Foreign Minister, Nanaia Mahuta today welcomed India’s Minister of External Affairs, Dr Subrahmanyam Jaishankar with a mihi whakatau ceremony and formal talks at Auckland War Memorial Museum.
It is the first visit by an Indian Foreign Minister since 2001. Minister Mahuta says the historic visit was an opportunity to strengthen the relationship in areas like people to people exchanges and climate action.
“The reopening of borders has provided a timely opportunity to re-engage with India. The visit follows two previous meetings between us offshore, and visits to India last month by New Zealand’s Associate Agriculture and Trade Ministers,” she said.
This year marks the 70th Anniversary of formal diplomatic relationships between India and New Zealand.
“India is a priority relationship for New Zealand. It was our 16th largest trading partner in the year to December 2021, and we are committed to broadening our partnership,” said Ms Mahuta.
“We discussed opportunities for expanding the relationship and cooperating on new areas, such as climate change and sustainable agriculture. We aspire to develop opportunities in the economic, cultural, technology and services sectors, and to strengthen people to people links.

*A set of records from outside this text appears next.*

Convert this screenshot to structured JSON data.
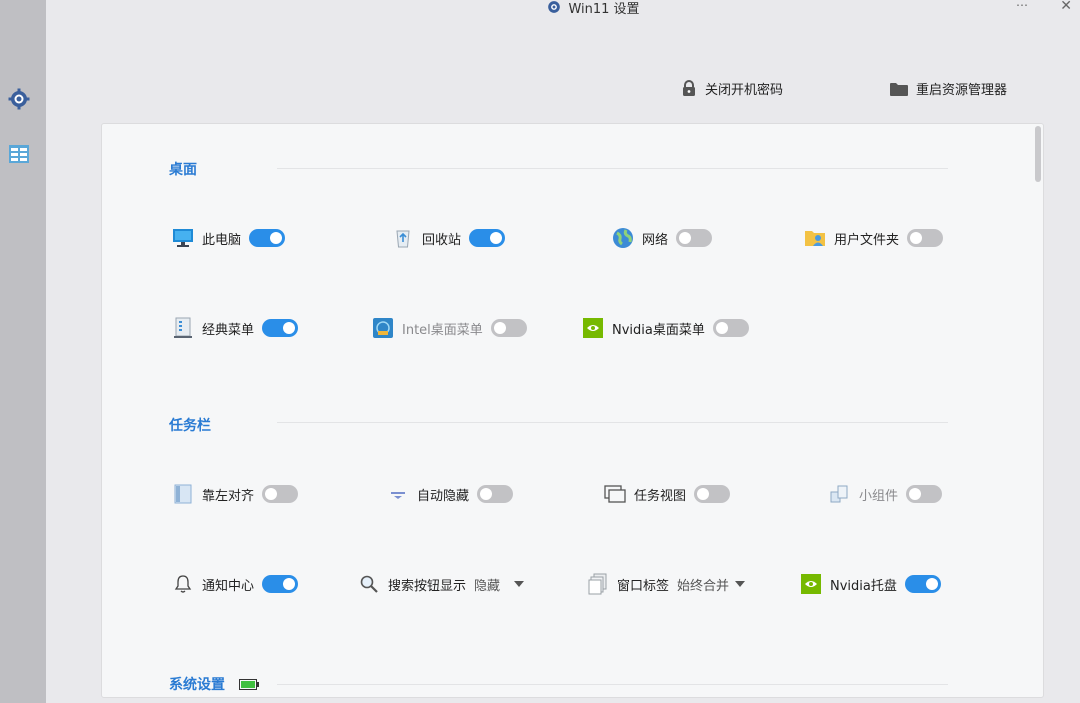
{
  "window": {
    "title": "Win11 设置",
    "minimize_glyph": "⋯",
    "close_glyph": "✕"
  },
  "top_actions": {
    "close_password": "关闭开机密码",
    "restart_explorer": "重启资源管理器"
  },
  "sections": {
    "desktop": "桌面",
    "taskbar": "任务栏",
    "system": "系统设置"
  },
  "desktop_items": {
    "this_pc": {
      "label": "此电脑",
      "on": true
    },
    "recycle_bin": {
      "label": "回收站",
      "on": true
    },
    "network": {
      "label": "网络",
      "on": false
    },
    "user_folder": {
      "label": "用户文件夹",
      "on": false
    },
    "classic_menu": {
      "label": "经典菜单",
      "on": true
    },
    "intel_menu": {
      "label": "Intel桌面菜单",
      "on": false
    },
    "nvidia_menu": {
      "label": "Nvidia桌面菜单",
      "on": false
    }
  },
  "taskbar_items": {
    "align_left": {
      "label": "靠左对齐",
      "on": false
    },
    "auto_hide": {
      "label": "自动隐藏",
      "on": false
    },
    "task_view": {
      "label": "任务视图",
      "on": false
    },
    "widgets": {
      "label": "小组件",
      "on": false
    },
    "notification_center": {
      "label": "通知中心",
      "on": true
    },
    "search_button": {
      "label": "搜索按钮显示",
      "value": "隐藏"
    },
    "window_tabs": {
      "label": "窗口标签",
      "value": "始终合并"
    },
    "nvidia_tray": {
      "label": "Nvidia托盘",
      "on": true
    }
  },
  "colors": {
    "accent": "#2a8ee8",
    "section_heading": "#2a7bd3",
    "toggle_off": "#c2c2c5"
  }
}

“For example, we are changing immigration settings to attract high-skilled migrants with a clear pathway to residency for globally hard-to-fill roles. We anticipate there could be opportunities for high-skilled migrants from India through the green list, such as dairy farm managers and ICT roles.
“Another area of focus is New Zealand’s progress towards joining the International Solar Alliance, which India and France established in 2015. It promotes solar energy through research, development and innovation and mobilises investment for affordable solar energy around the world, including the Pacific.”
Also discussed was India’s interest in joining the Global Research Alliance on Agricultural Greenhouse Gases, which promotes international cooperation and research to find ways to grow more food without growing greenhouse gas emissions.
“The Indian community accounts for about five per cent of our population, or almost 240,000 people. In our largest city, Auckland, that figure stands at 10 per cent. It’s no surprise that Hindi is our fifth most spoken language,” said Ms Mahuta.
“Today’s meeting was an important opportunity to continue the momentum in the relationship, build on the re-opening of our borders, and meet once again in person. Despite the challenges the world throws at us, we can be optimistic about our future,” she said.